No one -- not Grob or members of the Multidisciplinary Association for Psychedelic Research, which is leading an effort to legalize Ecstasy for medicinal purposes -- would dare say this directly, for fear of coming off like New Age druggies. That has been left to ravers who argue dancing on Ecstasy is their gateway to what the wider culture lacks.
"In a society in which there is little connection and in which family connections have broken down, we're looking for connections!" trumpeted Dustianne North, a PhD candidate in social welfare at UCLA, who made a rousing case for the rave scene at the conference. North went on to compare the "tribal," "healing" atmosphere of her subculture to the "numbing consumerism" and competitiveness of the mainstream. The audience -- of drug reformers, researchers, ravers and social workers -- responded to North's words with a blast of applause.

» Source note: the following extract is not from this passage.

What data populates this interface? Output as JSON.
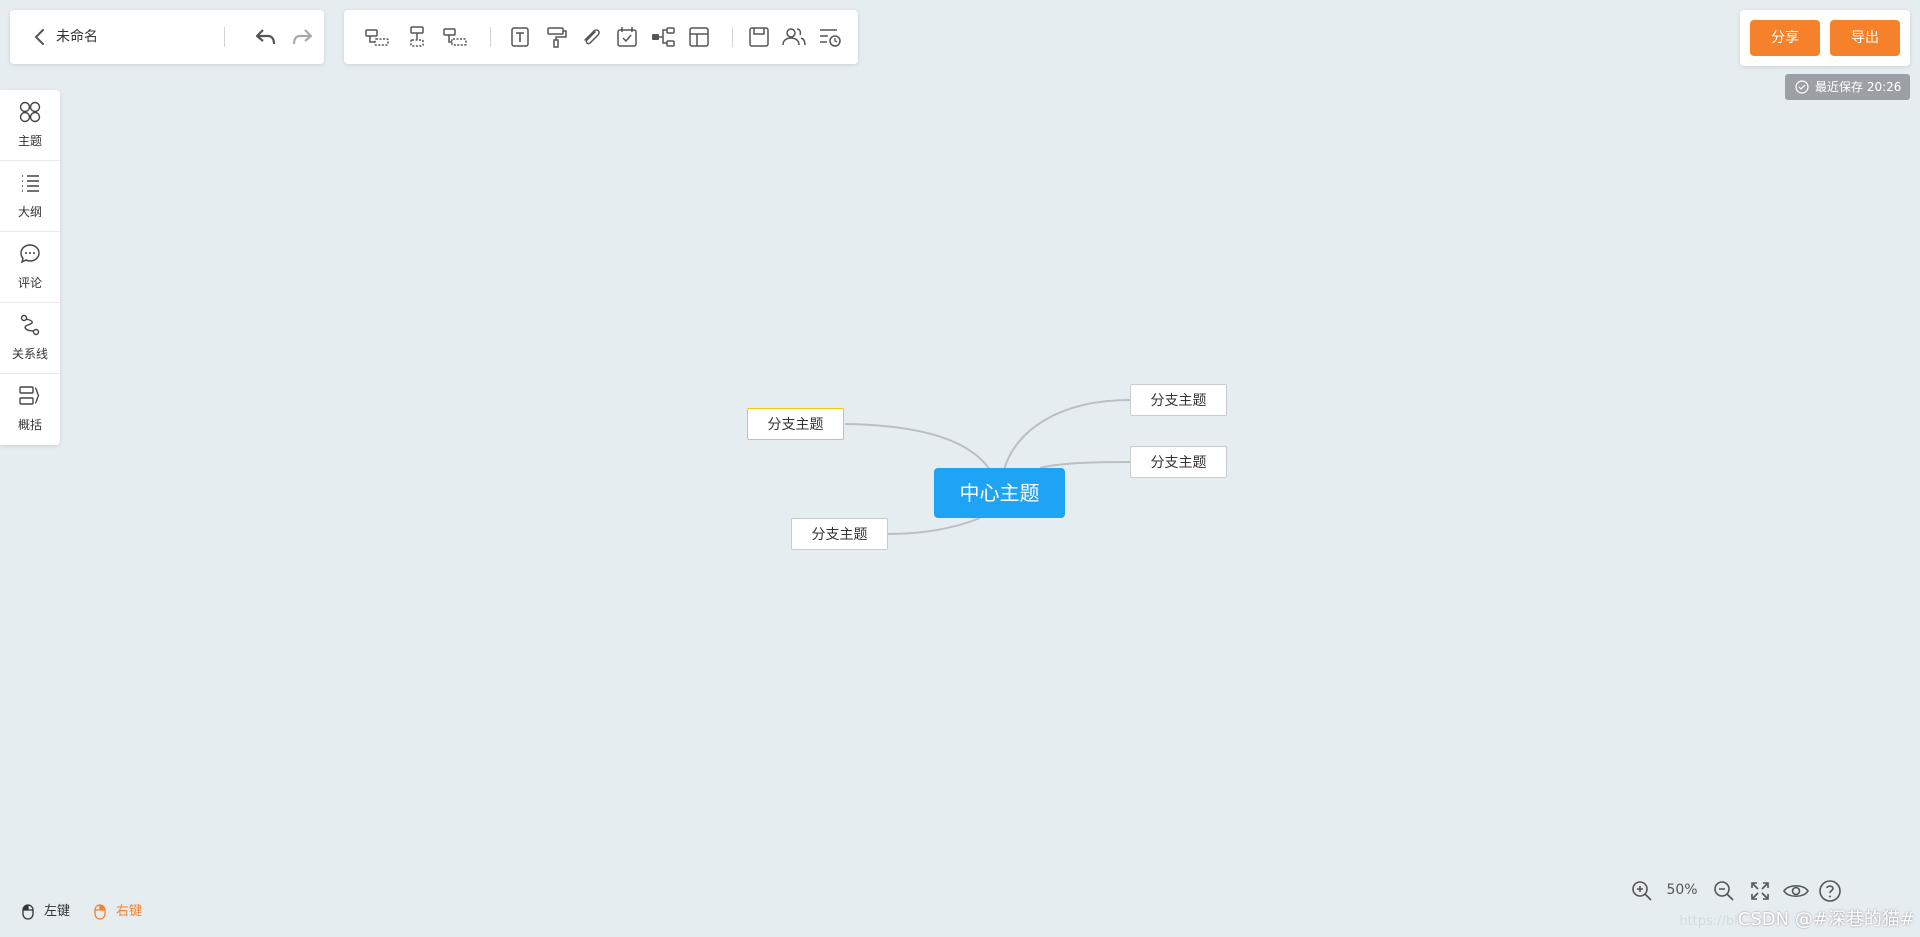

Certainly North and the millions of people who are experimenting with Ecstasy are just the latest example of a drug counterculture that has existed since the 1960s. But what is interesting is how many of them have integrated Ecstasy use into a rhetoric of self-healing. What is even stranger is that Ecstasy's popularity has run neck-in-neck with the rise of a new class of user-friendly antidepressants, the Selective Serotonin Reuptake Inhibitors (SSRIs), which one out of 8 Americans has tried, according to a 2000 ABC news poll.
Together, what these two drug phenomena, one illegal, the other legal, seem to indicate is that Americans are getting used to the idea of finding happiness in a pill. Dr. Peter Kramer, author of the bestselling Listening to Prozac, calls this "cosmetic pharmacology." But among social critics, there is heated discussion about whether Americans are sadder than they used to be or have just become intolerant to suffering.

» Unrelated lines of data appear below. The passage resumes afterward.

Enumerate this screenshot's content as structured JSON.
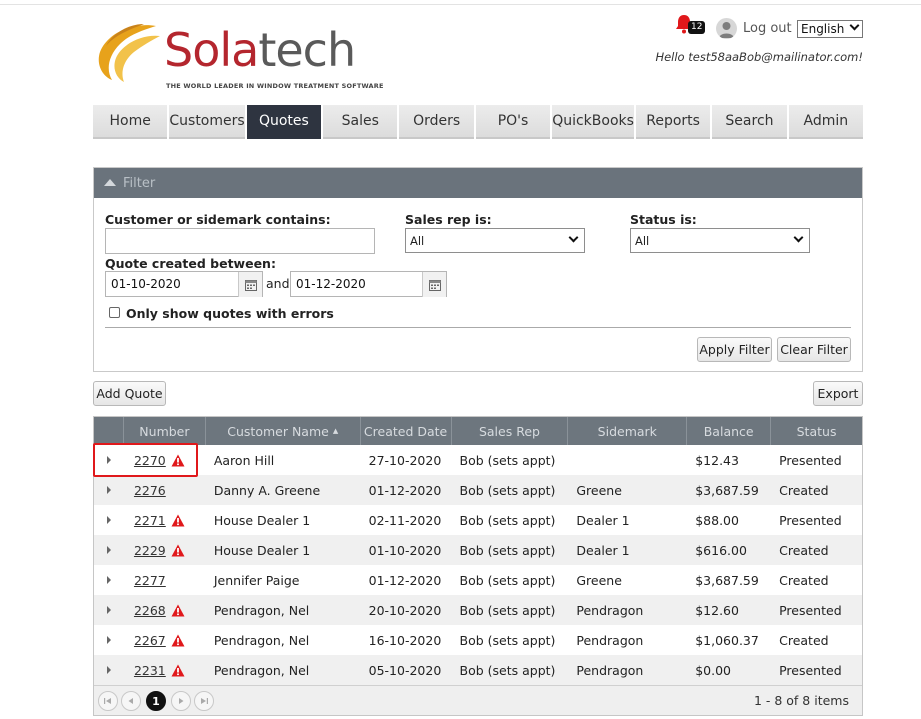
{
  "brand": {
    "name_part1": "Sola",
    "name_part2": "tech",
    "tagline": "THE WORLD LEADER IN WINDOW TREATMENT SOFTWARE"
  },
  "header": {
    "notifications_count": "12",
    "logout_label": "Log out",
    "language": "English",
    "greeting": "Hello test58aaBob@mailinator.com!"
  },
  "nav": [
    "Home",
    "Customers",
    "Quotes",
    "Sales",
    "Orders",
    "PO's",
    "QuickBooks",
    "Reports",
    "Search",
    "Admin"
  ],
  "filter": {
    "title": "Filter",
    "customer_label": "Customer or sidemark contains:",
    "customer_value": "",
    "salesrep_label": "Sales rep is:",
    "salesrep_value": "All",
    "status_label": "Status is:",
    "status_value": "All",
    "created_label": "Quote created between:",
    "date_from": "01-10-2020",
    "and_label": "and",
    "date_to": "01-12-2020",
    "errors_only_label": "Only show quotes with errors",
    "apply_label": "Apply Filter",
    "clear_label": "Clear Filter"
  },
  "actions": {
    "add_quote": "Add Quote",
    "export": "Export"
  },
  "grid": {
    "columns": [
      "Number",
      "Customer Name",
      "Created Date",
      "Sales Rep",
      "Sidemark",
      "Balance",
      "Status"
    ],
    "sort_indicator": "▲",
    "rows": [
      {
        "number": "2270",
        "error": true,
        "customer": "Aaron Hill",
        "created": "27-10-2020",
        "rep": "Bob (sets appt)",
        "sidemark": "",
        "balance": "$12.43",
        "status": "Presented"
      },
      {
        "number": "2276",
        "error": false,
        "customer": "Danny A. Greene",
        "created": "01-12-2020",
        "rep": "Bob (sets appt)",
        "sidemark": "Greene",
        "balance": "$3,687.59",
        "status": "Created"
      },
      {
        "number": "2271",
        "error": true,
        "customer": "House Dealer 1",
        "created": "02-11-2020",
        "rep": "Bob (sets appt)",
        "sidemark": "Dealer 1",
        "balance": "$88.00",
        "status": "Presented"
      },
      {
        "number": "2229",
        "error": true,
        "customer": "House Dealer 1",
        "created": "01-10-2020",
        "rep": "Bob (sets appt)",
        "sidemark": "Dealer 1",
        "balance": "$616.00",
        "status": "Created"
      },
      {
        "number": "2277",
        "error": false,
        "customer": "Jennifer Paige",
        "created": "01-12-2020",
        "rep": "Bob (sets appt)",
        "sidemark": "Greene",
        "balance": "$3,687.59",
        "status": "Created"
      },
      {
        "number": "2268",
        "error": true,
        "customer": "Pendragon, Nel",
        "created": "20-10-2020",
        "rep": "Bob (sets appt)",
        "sidemark": "Pendragon",
        "balance": "$12.60",
        "status": "Presented"
      },
      {
        "number": "2267",
        "error": true,
        "customer": "Pendragon, Nel",
        "created": "16-10-2020",
        "rep": "Bob (sets appt)",
        "sidemark": "Pendragon",
        "balance": "$1,060.37",
        "status": "Created"
      },
      {
        "number": "2231",
        "error": true,
        "customer": "Pendragon, Nel",
        "created": "05-10-2020",
        "rep": "Bob (sets appt)",
        "sidemark": "Pendragon",
        "balance": "$0.00",
        "status": "Presented"
      }
    ]
  },
  "pager": {
    "current_page": "1",
    "info": "1 - 8 of 8 items"
  },
  "colors": {
    "brand_red": "#b4262e",
    "brand_gold": "#e7a21b",
    "nav_active": "#2e3440",
    "header_gray": "#6d767e",
    "warning_red": "#e0181b"
  }
}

In his book Life the Movie, cultural critic Neal Gabler has argued that Americans are indeed more depressed now than 50 years ago because they are inundated with Hollywood and soap opera narratives and, in comparison, their lives seem empty and dull. Likewise, Harvard scholar Robert Putnam has argued that widespread malaise is a function of widespread community breakdown. In an e-mail exchange published by Salon.com novelists Rick Moody and Mary Gaitskill concluded, simply, that it is "un-American to be sad."
"This surely comes from the notion that capitalism can quench our thirst with the application of a product ... sadness is simply something to be treated with antidepressant meds and otherwise need not be spoken of," wrote Moody. In response, Gaitskill wrote: "[P]eople will always want to avoid pain, to avoid those who are in pain, and so will be vulnerable to anyone or anything that seems to promise permanent avoidance."
Whether or not Americans have become sadder in the postwar era will remain disputed for generations to come. But what sociologists will certainly hone in on is how, 30-odd years after the launch of the personal growth movement, self-healing has shifted from shrinks and gurus to a variety of sorrow-eradication pills. Yet the use of Ecstasy will likely raise more eyebrows than the SSRIs, since the drug not only temporarily squashes sorrow but, for some, helps to get at its root causes.
As Ann Shulgin, the wife and fellow guinea pig of Ecstasy's rediscover, put it: "MDMA gives you a change of perspective. What you tend to see through is the thing you take for granted. If it is a relationship, then that's what you see through. If it is the culture, then you might understand the degree to which you have been brainwashed."